_Task description_
In the records, find every line with the word "time" and copy it out.

Start of Information provided

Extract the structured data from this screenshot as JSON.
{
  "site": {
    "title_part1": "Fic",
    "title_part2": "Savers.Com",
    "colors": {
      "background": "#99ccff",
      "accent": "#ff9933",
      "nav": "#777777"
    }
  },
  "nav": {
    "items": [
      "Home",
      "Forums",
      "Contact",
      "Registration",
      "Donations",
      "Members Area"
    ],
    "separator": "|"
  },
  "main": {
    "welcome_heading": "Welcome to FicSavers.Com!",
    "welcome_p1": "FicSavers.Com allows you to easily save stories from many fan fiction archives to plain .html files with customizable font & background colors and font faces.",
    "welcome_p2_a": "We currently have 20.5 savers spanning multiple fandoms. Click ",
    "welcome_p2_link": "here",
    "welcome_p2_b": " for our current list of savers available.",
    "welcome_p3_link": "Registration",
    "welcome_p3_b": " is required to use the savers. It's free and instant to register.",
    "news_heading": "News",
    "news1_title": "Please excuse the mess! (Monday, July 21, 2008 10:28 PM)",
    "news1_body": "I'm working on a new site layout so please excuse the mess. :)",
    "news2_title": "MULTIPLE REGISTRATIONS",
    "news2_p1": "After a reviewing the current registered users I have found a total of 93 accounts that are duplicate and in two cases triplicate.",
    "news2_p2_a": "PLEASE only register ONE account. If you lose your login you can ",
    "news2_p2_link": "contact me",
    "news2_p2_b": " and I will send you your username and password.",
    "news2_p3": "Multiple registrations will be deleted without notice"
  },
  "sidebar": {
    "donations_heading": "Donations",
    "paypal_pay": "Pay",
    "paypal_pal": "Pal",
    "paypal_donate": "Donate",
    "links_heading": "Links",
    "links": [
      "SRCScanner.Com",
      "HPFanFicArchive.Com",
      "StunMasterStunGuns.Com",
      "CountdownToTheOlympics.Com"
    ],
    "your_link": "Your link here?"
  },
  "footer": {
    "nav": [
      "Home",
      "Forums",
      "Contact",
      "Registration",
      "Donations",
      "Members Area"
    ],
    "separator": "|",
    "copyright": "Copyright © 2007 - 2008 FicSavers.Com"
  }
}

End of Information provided
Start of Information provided

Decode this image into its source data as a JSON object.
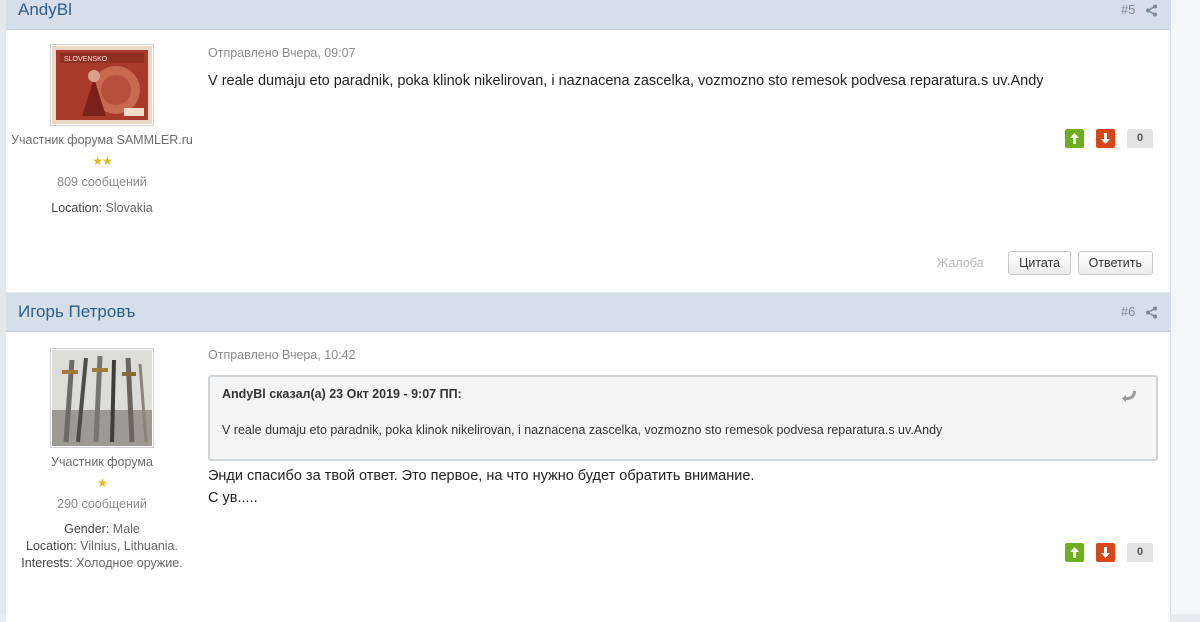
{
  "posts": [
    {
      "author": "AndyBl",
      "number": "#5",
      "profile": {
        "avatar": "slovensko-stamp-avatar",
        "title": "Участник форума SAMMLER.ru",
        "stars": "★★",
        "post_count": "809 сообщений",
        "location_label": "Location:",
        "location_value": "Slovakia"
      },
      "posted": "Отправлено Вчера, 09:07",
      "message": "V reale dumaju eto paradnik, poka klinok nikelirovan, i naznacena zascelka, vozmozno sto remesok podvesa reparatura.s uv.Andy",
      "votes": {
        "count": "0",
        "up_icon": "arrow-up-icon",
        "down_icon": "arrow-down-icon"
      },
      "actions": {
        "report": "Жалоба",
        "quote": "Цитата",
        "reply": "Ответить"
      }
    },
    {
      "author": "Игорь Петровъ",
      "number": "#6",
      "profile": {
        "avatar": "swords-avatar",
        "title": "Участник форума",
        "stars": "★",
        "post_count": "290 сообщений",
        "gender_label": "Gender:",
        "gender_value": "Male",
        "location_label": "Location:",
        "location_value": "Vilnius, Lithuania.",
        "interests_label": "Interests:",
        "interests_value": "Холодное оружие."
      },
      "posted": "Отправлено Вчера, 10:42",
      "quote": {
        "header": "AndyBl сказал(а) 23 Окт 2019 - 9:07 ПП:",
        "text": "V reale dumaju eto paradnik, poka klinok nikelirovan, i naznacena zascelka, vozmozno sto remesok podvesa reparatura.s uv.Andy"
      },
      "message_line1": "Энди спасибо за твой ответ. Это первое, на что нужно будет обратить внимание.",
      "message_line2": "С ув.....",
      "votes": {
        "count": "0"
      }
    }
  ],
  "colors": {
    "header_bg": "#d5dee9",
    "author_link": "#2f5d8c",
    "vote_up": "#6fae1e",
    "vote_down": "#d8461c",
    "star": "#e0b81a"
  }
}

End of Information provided
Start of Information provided

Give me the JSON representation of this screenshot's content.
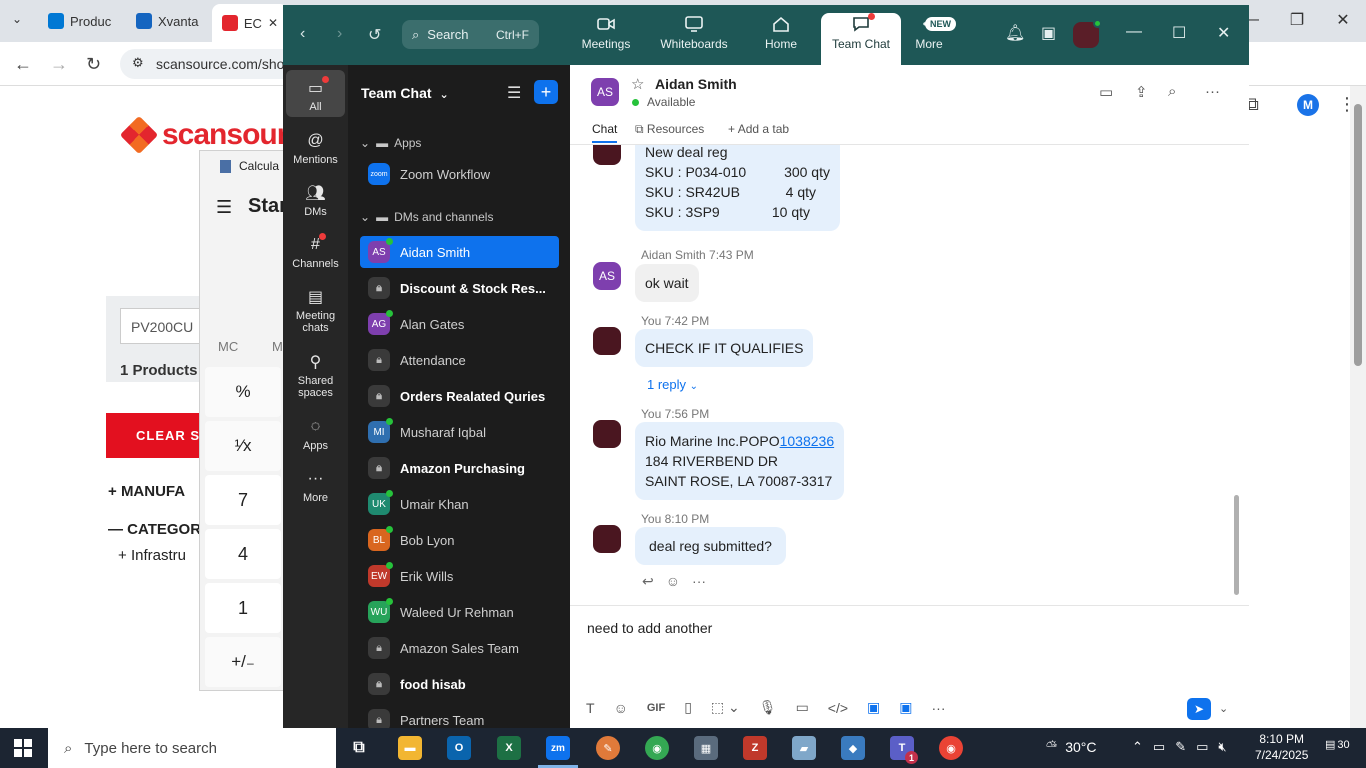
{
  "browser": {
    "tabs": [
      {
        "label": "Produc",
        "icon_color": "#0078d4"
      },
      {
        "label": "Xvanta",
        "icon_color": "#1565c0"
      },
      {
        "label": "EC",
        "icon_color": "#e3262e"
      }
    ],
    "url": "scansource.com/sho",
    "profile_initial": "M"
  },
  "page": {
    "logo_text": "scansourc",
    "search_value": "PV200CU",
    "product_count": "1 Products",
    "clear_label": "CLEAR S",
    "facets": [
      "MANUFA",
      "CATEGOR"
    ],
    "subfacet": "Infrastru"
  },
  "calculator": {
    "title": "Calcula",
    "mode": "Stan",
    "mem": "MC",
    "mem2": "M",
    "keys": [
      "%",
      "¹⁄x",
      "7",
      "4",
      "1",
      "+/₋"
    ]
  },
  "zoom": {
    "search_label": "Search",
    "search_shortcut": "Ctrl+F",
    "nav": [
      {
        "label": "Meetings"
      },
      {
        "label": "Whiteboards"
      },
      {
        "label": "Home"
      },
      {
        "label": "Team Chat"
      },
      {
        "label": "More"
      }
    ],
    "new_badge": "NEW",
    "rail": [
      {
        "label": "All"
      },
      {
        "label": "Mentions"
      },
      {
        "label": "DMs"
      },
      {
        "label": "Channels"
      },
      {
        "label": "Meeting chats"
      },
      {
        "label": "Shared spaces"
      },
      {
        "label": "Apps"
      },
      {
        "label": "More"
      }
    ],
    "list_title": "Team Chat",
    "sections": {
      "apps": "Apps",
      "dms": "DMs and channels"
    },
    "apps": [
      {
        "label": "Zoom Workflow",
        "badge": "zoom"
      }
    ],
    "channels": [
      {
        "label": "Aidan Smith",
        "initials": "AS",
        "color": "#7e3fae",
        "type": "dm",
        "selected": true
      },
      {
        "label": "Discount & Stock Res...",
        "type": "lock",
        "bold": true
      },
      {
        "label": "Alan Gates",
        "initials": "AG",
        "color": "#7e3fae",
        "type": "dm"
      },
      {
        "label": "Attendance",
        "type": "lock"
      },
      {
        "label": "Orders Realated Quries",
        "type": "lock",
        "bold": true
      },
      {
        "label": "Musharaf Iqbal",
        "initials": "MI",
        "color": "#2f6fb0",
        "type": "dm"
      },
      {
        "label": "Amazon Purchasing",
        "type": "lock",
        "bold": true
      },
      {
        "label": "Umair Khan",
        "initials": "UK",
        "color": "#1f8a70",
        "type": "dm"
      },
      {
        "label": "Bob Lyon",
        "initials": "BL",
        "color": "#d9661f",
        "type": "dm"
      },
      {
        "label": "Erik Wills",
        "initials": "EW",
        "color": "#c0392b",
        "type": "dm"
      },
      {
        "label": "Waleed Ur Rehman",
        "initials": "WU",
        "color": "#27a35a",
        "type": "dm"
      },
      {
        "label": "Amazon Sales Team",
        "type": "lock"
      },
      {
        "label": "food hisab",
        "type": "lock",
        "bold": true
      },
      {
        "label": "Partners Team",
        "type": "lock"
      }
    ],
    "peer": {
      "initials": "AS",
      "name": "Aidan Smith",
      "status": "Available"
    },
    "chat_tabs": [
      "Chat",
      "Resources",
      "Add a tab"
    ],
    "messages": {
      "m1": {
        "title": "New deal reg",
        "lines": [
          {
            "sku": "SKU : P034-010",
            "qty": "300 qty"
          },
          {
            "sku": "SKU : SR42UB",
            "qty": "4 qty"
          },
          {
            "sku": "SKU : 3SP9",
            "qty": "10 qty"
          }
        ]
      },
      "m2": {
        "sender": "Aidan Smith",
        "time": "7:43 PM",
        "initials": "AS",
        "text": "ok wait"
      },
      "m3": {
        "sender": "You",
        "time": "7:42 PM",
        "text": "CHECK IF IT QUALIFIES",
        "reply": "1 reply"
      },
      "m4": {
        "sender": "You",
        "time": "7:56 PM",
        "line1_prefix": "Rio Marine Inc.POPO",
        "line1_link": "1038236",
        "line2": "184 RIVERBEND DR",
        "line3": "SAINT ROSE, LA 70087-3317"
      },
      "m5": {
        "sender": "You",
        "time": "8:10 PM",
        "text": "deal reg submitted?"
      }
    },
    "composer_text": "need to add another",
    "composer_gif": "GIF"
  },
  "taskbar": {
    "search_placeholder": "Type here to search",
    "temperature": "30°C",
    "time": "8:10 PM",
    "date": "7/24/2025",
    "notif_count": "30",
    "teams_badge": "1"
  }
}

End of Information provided

_Your response_
        "time": "7:43 PM",
        "time": "7:42 PM",
        "time": "7:56 PM",
        "time": "8:10 PM",
    "time": "8:10 PM",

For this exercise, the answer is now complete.